Investors looking to buy rental properties often wonder whether houses or flats make better buy to let investments. As an experienced landlord who has owned both, I can share valuable insights on this topic. In...

Row of terraced flats in London stock brick

Investors looking to buy rental properties often wonder whether houses or flats make better buy to let investments. As an experienced landlord who has owned both, I can share valuable insights on this topic. In this article, we'll explore the pros and cons of houses and flats from a landlord's perspective, helping you make an informed decision.

Do Flats Make Good Buy to Let Investments?

For sale and to let boards outside Victorian terrace in Battersear Buy to let flats in Battersea in converted townhouses

One of the important distinctions between flats and houses is that flats share a building with one or more other flats, while houses don't, although they may share party walls. This has significant implications and risks for landlords.

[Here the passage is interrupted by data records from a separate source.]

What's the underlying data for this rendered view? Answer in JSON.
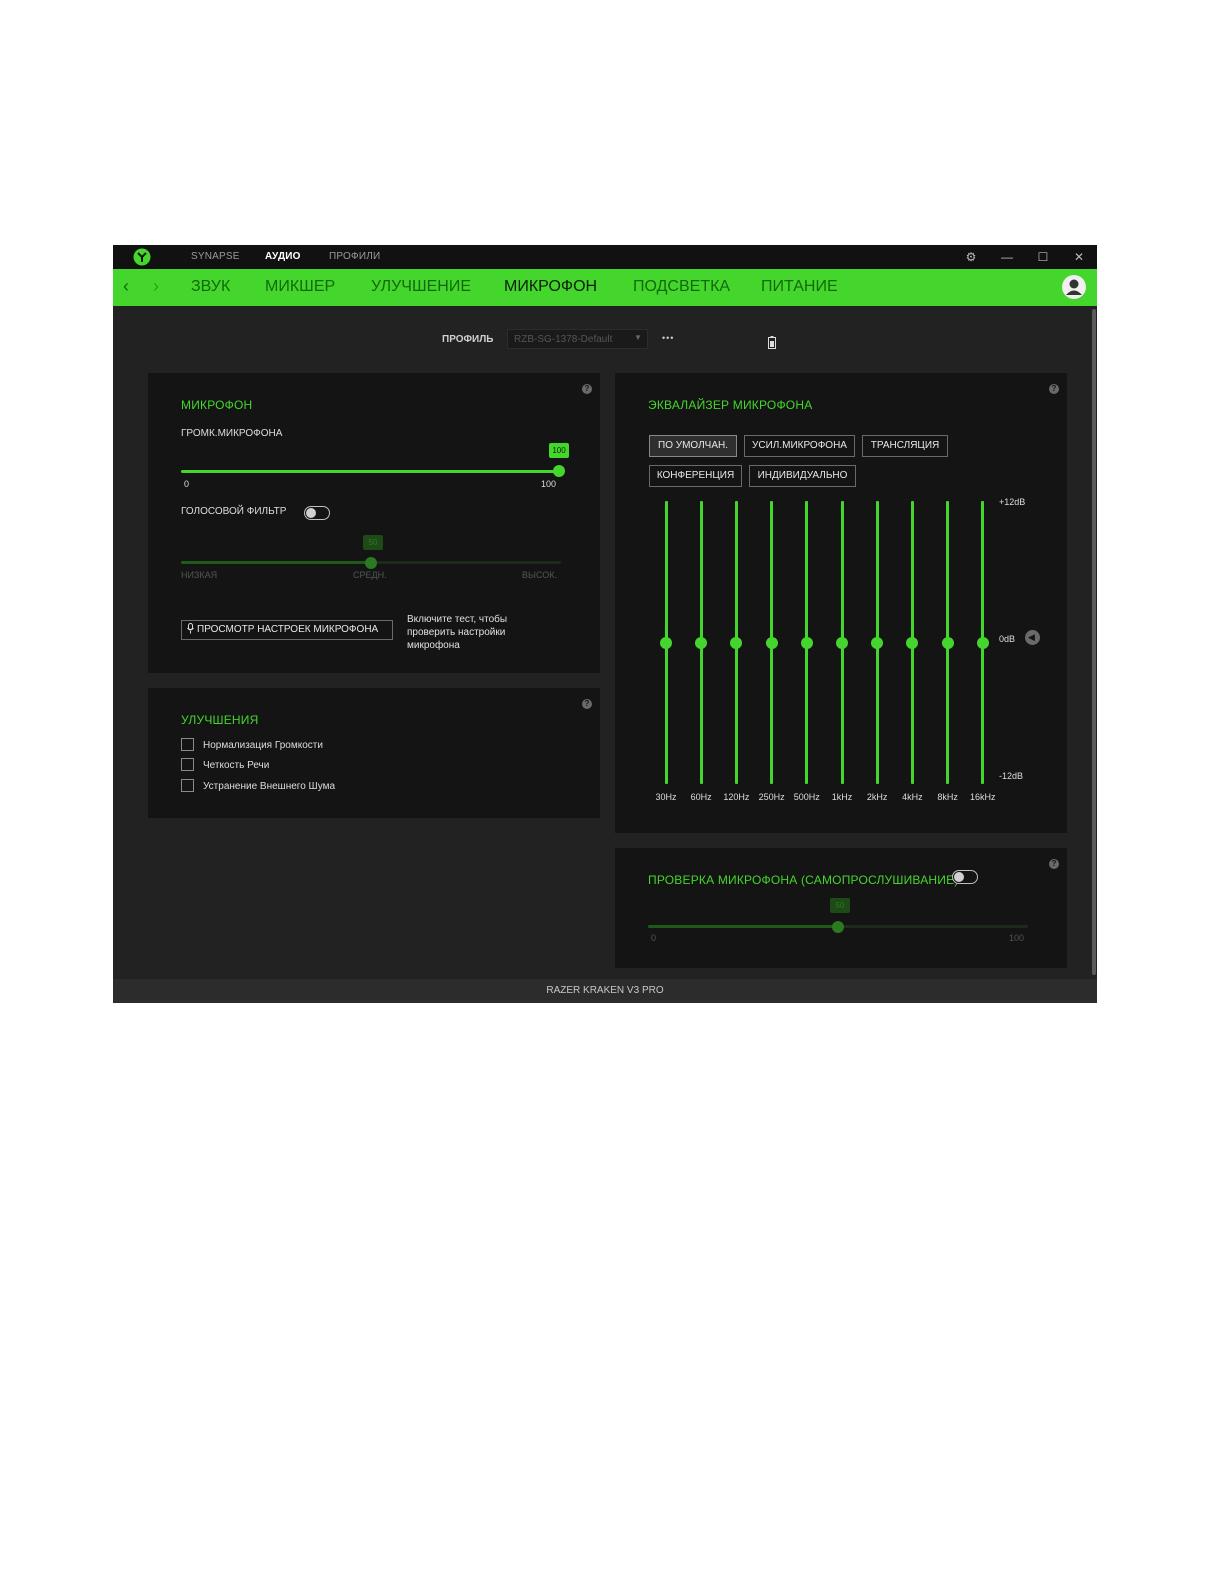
{
  "titlebar": {
    "tabs": [
      "SYNAPSE",
      "АУДИО",
      "ПРОФИЛИ"
    ],
    "active_tab": "АУДИО"
  },
  "nav": {
    "tabs": [
      "ЗВУК",
      "МИКШЕР",
      "УЛУЧШЕНИЕ",
      "МИКРОФОН",
      "ПОДСВЕТКА",
      "ПИТАНИЕ"
    ],
    "active_tab": "МИКРОФОН"
  },
  "profile": {
    "label": "ПРОФИЛЬ",
    "value": "RZB-SG-1378-Default",
    "more": "•••"
  },
  "microphone": {
    "title": "МИКРОФОН",
    "volume_label": "ГРОМК.МИКРОФОНА",
    "volume_value": 100,
    "volume_value_text": "100",
    "volume_min": "0",
    "volume_max": "100",
    "voice_filter_label": "ГОЛОСОВОЙ ФИЛЬТР",
    "voice_filter_on": false,
    "filter_value": 50,
    "filter_value_text": "50",
    "filter_low": "НИЗКАЯ",
    "filter_mid": "СРЕДН.",
    "filter_high": "ВЫСОК.",
    "test_button": "ПРОСМОТР НАСТРОЕК МИКРОФОНА",
    "test_hint": "Включите тест, чтобы проверить настройки микрофона"
  },
  "enhancements": {
    "title": "УЛУЧШЕНИЯ",
    "items": [
      {
        "label": "Нормализация Громкости",
        "checked": false
      },
      {
        "label": "Четкость Речи",
        "checked": false
      },
      {
        "label": "Устранение Внешнего Шума",
        "checked": false
      }
    ]
  },
  "equalizer": {
    "title": "ЭКВАЛАЙЗЕР МИКРОФОНА",
    "presets": [
      "ПО УМОЛЧАН.",
      "УСИЛ.МИКРОФОНА",
      "ТРАНСЛЯЦИЯ",
      "КОНФЕРЕНЦИЯ",
      "ИНДИВИДУАЛЬНО"
    ],
    "active_preset": "ПО УМОЛЧАН.",
    "scale_top": "+12dB",
    "scale_mid": "0dB",
    "scale_bottom": "-12dB",
    "bands": [
      "30Hz",
      "60Hz",
      "120Hz",
      "250Hz",
      "500Hz",
      "1kHz",
      "2kHz",
      "4kHz",
      "8kHz",
      "16kHz"
    ],
    "gains_db": [
      0,
      0,
      0,
      0,
      0,
      0,
      0,
      0,
      0,
      0
    ]
  },
  "sidetone": {
    "title": "ПРОВЕРКА МИКРОФОНА (САМОПРОСЛУШИВАНИЕ)",
    "enabled": false,
    "value": 50,
    "value_text": "50",
    "min": "0",
    "max": "100"
  },
  "footer": {
    "device": "RAZER KRAKEN V3 PRO"
  },
  "colors": {
    "accent": "#44d62c",
    "background": "#222222",
    "panel": "#141414"
  }
}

1. What Does Leasehold Mean?

For flats and some houses, the building and the land it sits on (the freehold) are owned by someone else, known as the freeholder. Each flat owner, or leaseholder, enters into a lease with the freeholder to own the flat for a fixed period of time. The length of the lease decreases year by year until it eventually runs out. This means that a leasehold property's value diminishes as the lease approaches expiration.

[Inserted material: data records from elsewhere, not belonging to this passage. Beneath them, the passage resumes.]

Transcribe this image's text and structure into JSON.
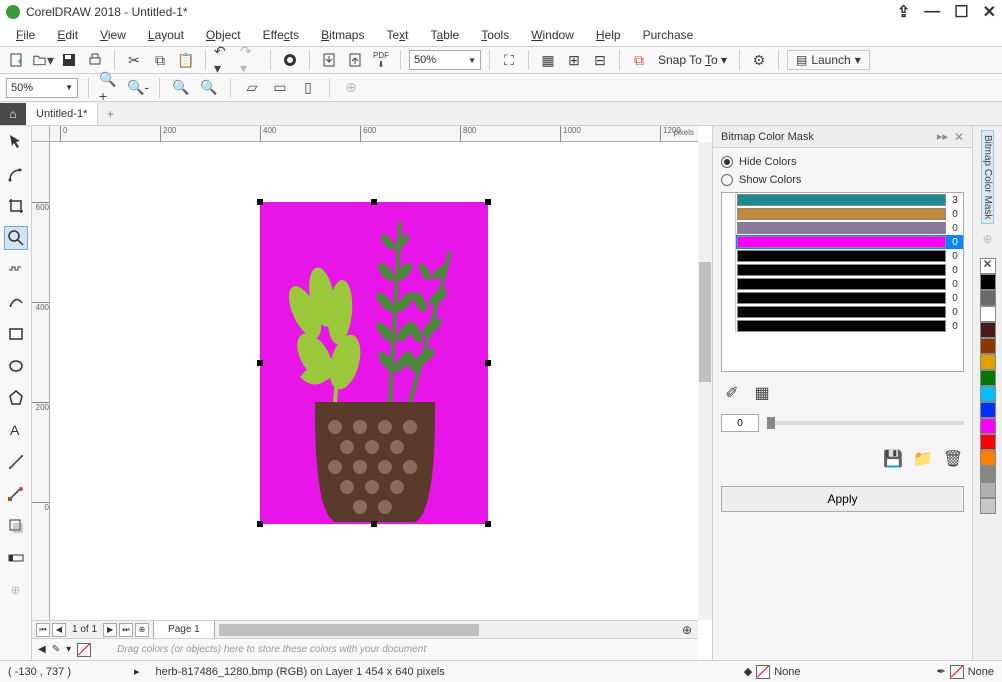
{
  "title": "CorelDRAW 2018 - Untitled-1*",
  "menus": [
    "File",
    "Edit",
    "View",
    "Layout",
    "Object",
    "Effects",
    "Bitmaps",
    "Text",
    "Table",
    "Tools",
    "Window",
    "Help",
    "Purchase"
  ],
  "zoom": "50%",
  "zoom2": "50%",
  "snap_label": "Snap To",
  "launch_label": "Launch",
  "tab_name": "Untitled-1*",
  "ruler_unit": "pixels",
  "page_nav": "1 of 1",
  "page_tab": "Page 1",
  "drop_hint": "Drag colors (or objects) here to store these colors with your document",
  "docker": {
    "title": "Bitmap Color Mask",
    "hide": "Hide Colors",
    "show": "Show Colors",
    "rows": [
      {
        "color": "#1b8a8f",
        "val": "3",
        "sel": false
      },
      {
        "color": "#c08a3a",
        "val": "0",
        "sel": false
      },
      {
        "color": "#8a7a9a",
        "val": "0",
        "sel": false
      },
      {
        "color": "#ff00ff",
        "val": "0",
        "sel": true
      },
      {
        "color": "#000000",
        "val": "0",
        "sel": false
      },
      {
        "color": "#000000",
        "val": "0",
        "sel": false
      },
      {
        "color": "#000000",
        "val": "0",
        "sel": false
      },
      {
        "color": "#000000",
        "val": "0",
        "sel": false
      },
      {
        "color": "#000000",
        "val": "0",
        "sel": false
      },
      {
        "color": "#000000",
        "val": "0",
        "sel": false
      }
    ],
    "tolerance": "0",
    "apply": "Apply"
  },
  "dock_label": "Bitmap Color Mask",
  "palette": [
    "#000000",
    "#6a6a6a",
    "#ffffff",
    "#4a1a1a",
    "#8a3a00",
    "#e0a000",
    "#007a00",
    "#00bfff",
    "#0030ff",
    "#ff00ff",
    "#ff0000",
    "#ff8000",
    "#888888",
    "#b0b0b0",
    "#c8c8c8"
  ],
  "status": {
    "coords": "( -130 , 737  )",
    "info": "herb-817486_1280.bmp (RGB) on Layer 1 454 x 640 pixels",
    "none": "None"
  },
  "ruler_h": [
    {
      "p": 10,
      "l": "0"
    },
    {
      "p": 110,
      "l": "200"
    },
    {
      "p": 210,
      "l": "400"
    },
    {
      "p": 310,
      "l": "600"
    },
    {
      "p": 410,
      "l": "800"
    }
  ],
  "ruler_h2": [
    {
      "p": 10,
      "l": "0"
    },
    {
      "p": 110,
      "l": "200"
    },
    {
      "p": 210,
      "l": "400"
    },
    {
      "p": 310,
      "l": "600"
    },
    {
      "p": 410,
      "l": "800"
    }
  ],
  "ruler_v": [
    {
      "p": 60,
      "l": "600"
    },
    {
      "p": 160,
      "l": "400"
    },
    {
      "p": 260,
      "l": "200"
    },
    {
      "p": 360,
      "l": "0"
    }
  ]
}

Leasehold properties come with additional costs such as ground rent and service charges for repairs and maintenance. It's also important to note that obtaining a mortgage for a property with less than 80 years remaining on the lease can be challenging.

2. Potential Problems with Leasehold Properties

a. Onerous Ground Rent Clauses

Some older leases include onerous ground rent clauses that double every few years, leading to exponential increases in ground rent obligations. These clauses are highly unpopular with lenders and can make it difficult to sell a property. However, new legislation has been introduced to ban such clauses in new leases.

b. Restrictions in Leases

Leases often have restrictions that limit a leaseholder's ability to make structural alterations to the building, such as loft conversions or extensions. This can make it harder to add value to the property, although some conversions may have specific allowances for certain types of alterations.

c. Limited Control Over Increasing Service Charges

Service charges and other maintenance fees for leasehold properties can be unpredictable and subject to sudden increases. Landlords have limited control over the amount allocated to the sinking fund for future repairs. However, ongoing leasehold reform efforts aim to improve transparency and control in managing service charges.

d. Cladding

Leasehold flats in high-rise blocks may be subject to the controversy surrounding the remediation of flammable cladding. It's advisable to prioritize low-rise blocks without cladding to reduce risk.

e. Leasehold Reform

Leasehold reform legislation is in progress to increase leaseholders' rights and make it easier and cheaper to buy the freehold of leasehold houses.

3. The Advantages of Leasehold Properties

Leasehold properties relieve landlords of certain responsibilities, such as repairing and maintaining the shared areas of the building or managing a shared garden. However, the effectiveness of the management company overseeing these responsibilities plays a crucial role in the overall experience.

Are Houses Good Buy to Let Investments?

Renters found this Victorian house in Maidstone using OpenRent, and not traditional letting agents This is the house I bought from the proceeds of selling my flat in Cambridge

Research indicates that a significant percentage of private renters prefer houses. Access to outdoor space has become a priority for renters following the Covid-19 lockdowns. Let's explore the benefits and considerations of investing in houses.

1. Is the House Freehold?

Houses typically come with the freehold, which means that the landlord is responsible for repairs, maintenance, and building insurance. However, some new developments have leasehold houses, where the freehold is retained by the developer. It's important to be cautious of ground rent and service charges in such cases.

2. Outdoor Space

Houses often come with outdoor space, which has become highly desirable among renters. Access to a low-maintenance garden can attract tenants and potentially allow for higher rent charges. Be sure to clearly stipulate the tenant's responsibility for maintaining the garden in the tenancy agreement.

3. Higher Ongoing Maintenance Expenses

Owning a freehold house entails more responsibilities for repairs and maintenance compared to leasehold flats. Landlords need to budget for regular upkeep of the building, including the roof, windows, and guttering. However, the advantage is having more control over when and how to maintain the property.

Final Thoughts

When choosing between houses and flats for buy to let investments, various factors should be considered. Flats tend to be more affordable upfront and are popular in cities and large towns. On the other hand, houses appeal to a wide range of tenants, including families, couples, and those seeking outdoor space.

Ultimately, your decision should depend on your budget, target market, investment horizon, and personal preferences. For me, the advantages of houses outweigh the complexities of leasehold properties. Having learned from my own experience, I now prefer houses for buy to let investments.

You may also find the following resources helpful:

  • Landlord essentials: Tips on what you need for your Buy to Let
  • Practical guide to the Leasehold and Freehold Reform Bill
  • How to choose the best location for your next buy to let
  • How to self-manage your buy to let
  • Are limited companies best for landlords?
  • How to speed up conveyancing
  • What all new landlords need to know

Do flats or houses make better buy to lets with Victorian terrace with London stock brick